» **Your objective**: Your task is to copy every line of the records below that contains "assistant".

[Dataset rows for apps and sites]
####

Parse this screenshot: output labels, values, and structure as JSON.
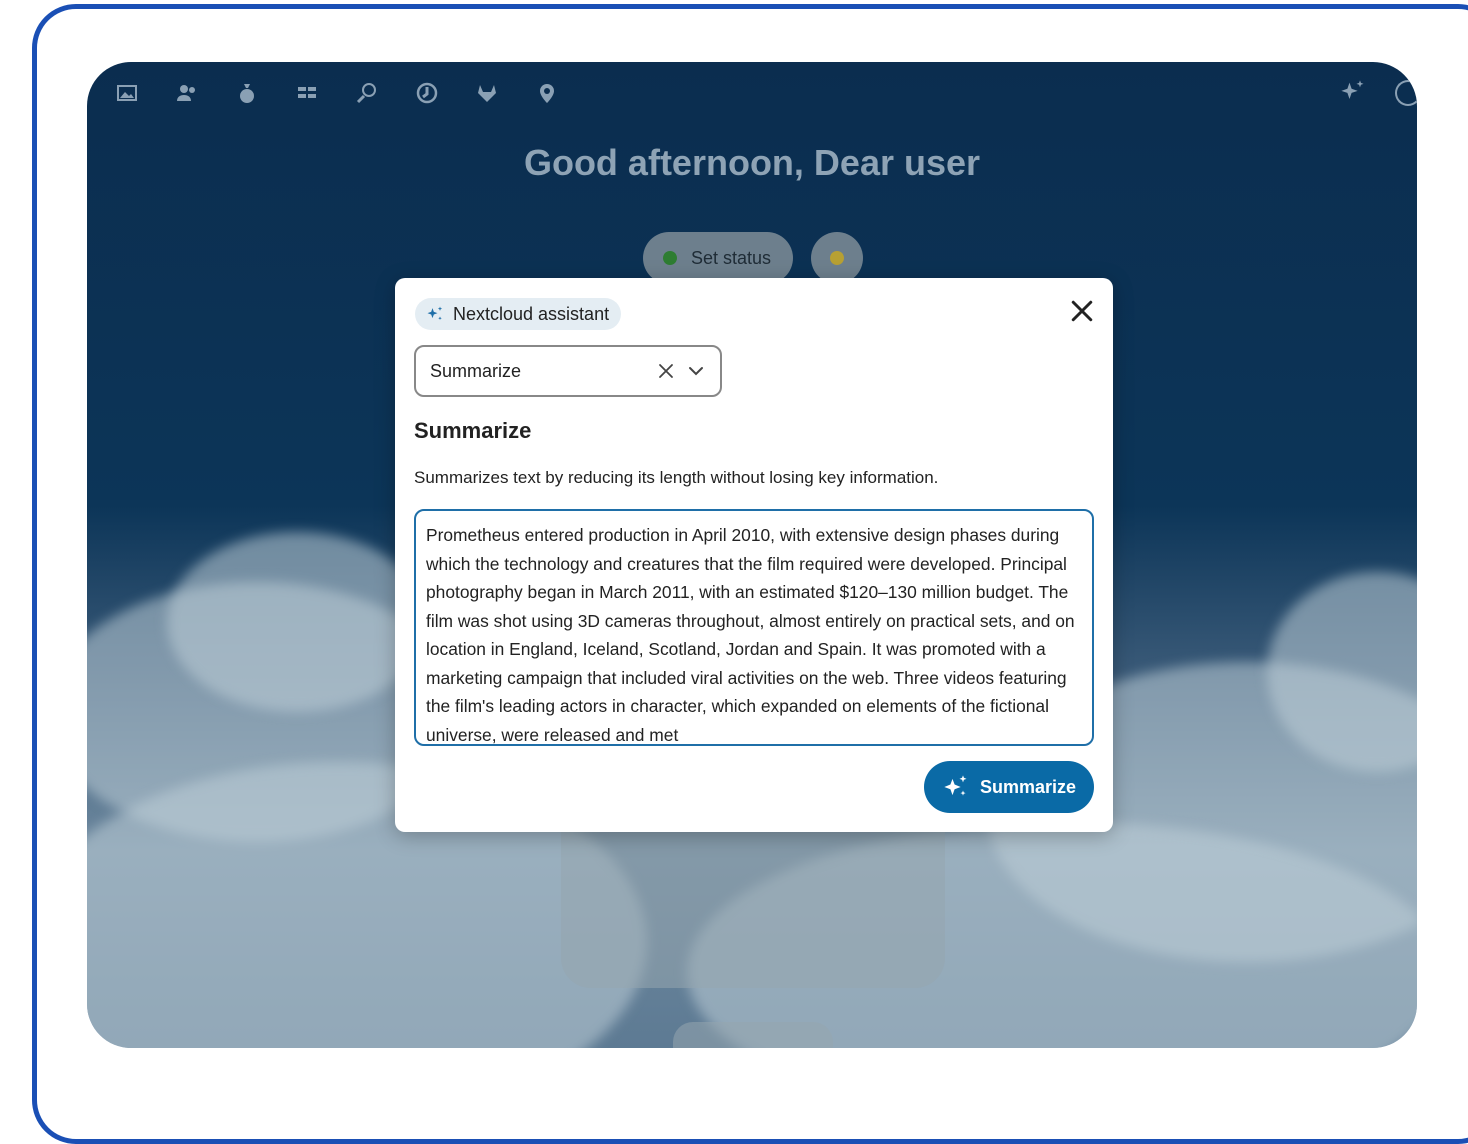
{
  "dashboard": {
    "greeting": "Good afternoon, Dear user",
    "status_label": "Set status",
    "top_icons": [
      "photos-icon",
      "contacts-icon",
      "money-bag-icon",
      "apps-grid-icon",
      "search-people-icon",
      "activity-icon",
      "gitlab-icon",
      "location-icon"
    ],
    "right_icons": [
      "assistant-sparkle-icon",
      "search-icon"
    ]
  },
  "dialog": {
    "assistant_chip": "Nextcloud assistant",
    "task_select": {
      "value": "Summarize"
    },
    "task_title": "Summarize",
    "task_description": "Summarizes text by reducing its length without losing key information.",
    "input_text": "Prometheus entered production in April 2010, with extensive design phases during which the technology and creatures that the film required were developed. Principal photography began in March 2011, with an estimated $120–130 million budget. The film was shot using 3D cameras throughout, almost entirely on practical sets, and on location in England, Iceland, Scotland, Jordan and Spain. It was promoted with a marketing campaign that included viral activities on the web. Three videos featuring the film's leading actors in character, which expanded on elements of the fictional universe, were released and met",
    "submit_label": "Summarize"
  },
  "colors": {
    "frame": "#1a4fb5",
    "accent": "#0a6aa6",
    "background_top": "#0b2d4f"
  }
}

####

» **Solved problem**:
      "assistant-sparkle-icon",
    "assistant_chip": "Nextcloud assistant",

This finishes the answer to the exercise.